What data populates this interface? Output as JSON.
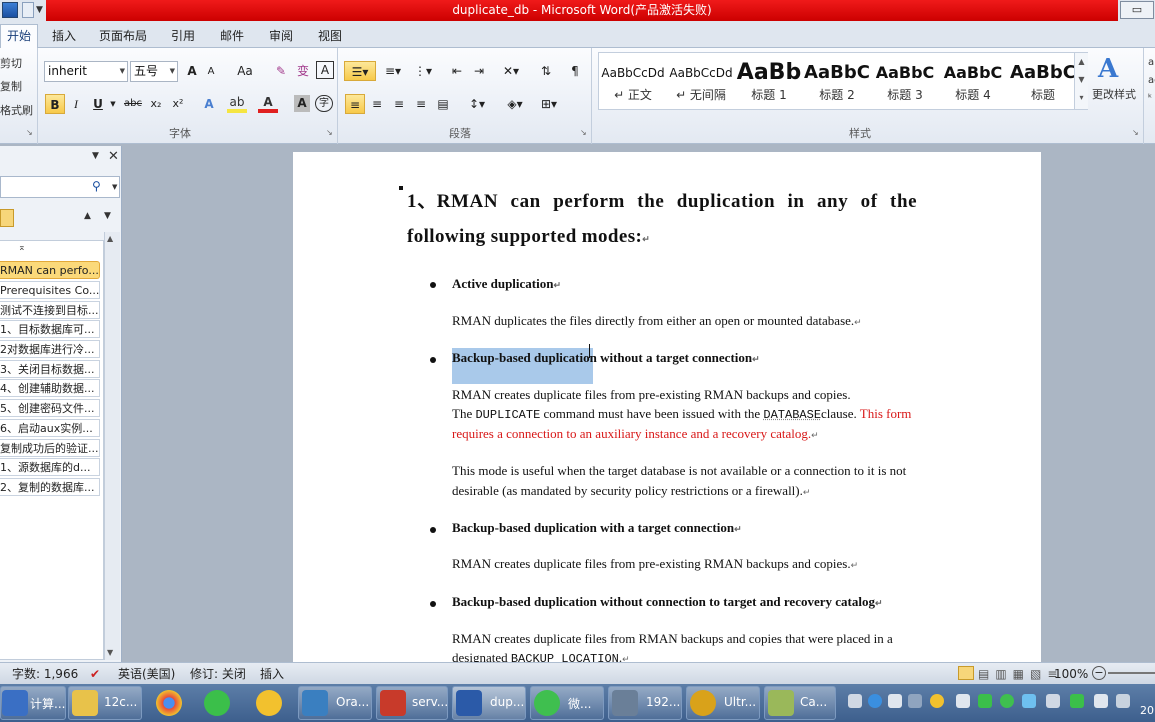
{
  "window": {
    "title": "duplicate_db - Microsoft Word(产品激活失败)",
    "controls": "▭"
  },
  "tabs": [
    "开始",
    "插入",
    "页面布局",
    "引用",
    "邮件",
    "审阅",
    "视图"
  ],
  "clipboard": {
    "cut": "剪切",
    "copy": "复制",
    "format_painter": "格式刷"
  },
  "font": {
    "name": "inherit",
    "size": "五号",
    "group_label": "字体",
    "grow": "A",
    "shrink": "A",
    "case": "Aa",
    "clear": "A",
    "bold": "B",
    "italic": "I",
    "underline": "U",
    "strike": "abc",
    "subscript": "x₂",
    "superscript": "x²",
    "char_border": "A"
  },
  "paragraph": {
    "group_label": "段落"
  },
  "styles": {
    "group_label": "样式",
    "items": [
      {
        "sample": "AaBbCcDd",
        "name": "↵ 正文"
      },
      {
        "sample": "AaBbCcDd",
        "name": "↵ 无间隔"
      },
      {
        "sample": "AaBb",
        "name": "标题 1"
      },
      {
        "sample": "AaBbC",
        "name": "标题 2"
      },
      {
        "sample": "AaBbC",
        "name": "标题 3"
      },
      {
        "sample": "AaBbC",
        "name": "标题 4"
      },
      {
        "sample": "AaBbC",
        "name": "标题"
      }
    ],
    "change_styles": "更改样式"
  },
  "nav": {
    "items": [
      "RMAN can perfo...",
      "Prerequisites Co...",
      "测试不连接到目标...",
      "1、目标数据库可...",
      "2对数据库进行冷...",
      "3、关闭目标数据...",
      "4、创建辅助数据...",
      "5、创建密码文件...",
      "6、启动aux实例...",
      "复制成功后的验证...",
      "1、源数据库的d...",
      "2、复制的数据库..."
    ]
  },
  "document": {
    "heading_line1": "1、RMAN can perform the duplication in any of the",
    "heading_line2": "following supported modes:",
    "mode1_title": "Active duplication",
    "mode1_text": "RMAN duplicates the files directly from either an open or mounted database.",
    "mode2_title_sel": "Backup-based duplicatio",
    "mode2_title_rest": "n without a target connection",
    "mode2_line1": "RMAN creates duplicate files from pre-existing RMAN backups and copies.",
    "mode2_line2a": "The ",
    "mode2_line2_code1": "DUPLICATE",
    "mode2_line2b": " command must have been issued with the ",
    "mode2_line2_code2": "DATABASE",
    "mode2_line2c": "clause. ",
    "mode2_line2_red": "This form",
    "mode2_line3_red": "requires a connection to an auxiliary instance and a recovery catalog.",
    "mode2_para2_line1": "This mode is useful when the target database is not available or a connection to it is not",
    "mode2_para2_line2": "desirable (as mandated by security policy restrictions or a firewall).",
    "mode3_title": "Backup-based duplication with a target connection",
    "mode3_text": "RMAN creates duplicate files from pre-existing RMAN backups and copies.",
    "mode4_title": "Backup-based duplication without connection to target and recovery catalog",
    "mode4_line1": "RMAN creates duplicate files from RMAN backups and copies that were placed in a",
    "mode4_line2a": "designated ",
    "mode4_line2_code": "BACKUP LOCATION",
    "mode4_line2b": ".",
    "para_mark": "↵"
  },
  "status": {
    "words": "字数: 1,966",
    "language": "英语(美国)",
    "revisions": "修订: 关闭",
    "insert": "插入",
    "zoom": "100%"
  },
  "taskbar": {
    "items": [
      {
        "label": "计算...",
        "icon": "computer-icon",
        "color": "#3a6fc4"
      },
      {
        "label": "12c...",
        "icon": "folder-icon",
        "color": "#e8c24a"
      },
      {
        "label": "",
        "icon": "chrome-icon",
        "color": "#e84a3a"
      },
      {
        "label": "",
        "icon": "media-player-icon",
        "color": "#3bbf4a"
      },
      {
        "label": "",
        "icon": "qq-icon",
        "color": "#f2c12e"
      },
      {
        "label": "Ora...",
        "icon": "virtualbox-icon",
        "color": "#3a7fc0"
      },
      {
        "label": "serv...",
        "icon": "terminal-icon",
        "color": "#c83a2a"
      },
      {
        "label": "dup...",
        "icon": "word-icon",
        "color": "#2b5aa8"
      },
      {
        "label": "微...",
        "icon": "wechat-icon",
        "color": "#3fbf4f"
      },
      {
        "label": "192...",
        "icon": "remote-desktop-icon",
        "color": "#6a7f98"
      },
      {
        "label": "Ultr...",
        "icon": "ultraedit-icon",
        "color": "#d9a21a"
      },
      {
        "label": "Ca...",
        "icon": "notes-icon",
        "color": "#9ab85a"
      }
    ],
    "clock": "20"
  }
}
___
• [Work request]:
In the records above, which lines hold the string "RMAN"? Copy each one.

• [Reply]:
      "RMAN can perfo...",
    "heading_line1": "1、RMAN can perform the duplication in any of the",
    "mode1_text": "RMAN duplicates the files directly from either an open or mounted database.",
    "mode2_line1": "RMAN creates duplicate files from pre-existing RMAN backups and copies.",
    "mode3_text": "RMAN creates duplicate files from pre-existing RMAN backups and copies.",
    "mode4_line1": "RMAN creates duplicate files from RMAN backups and copies that were placed in a",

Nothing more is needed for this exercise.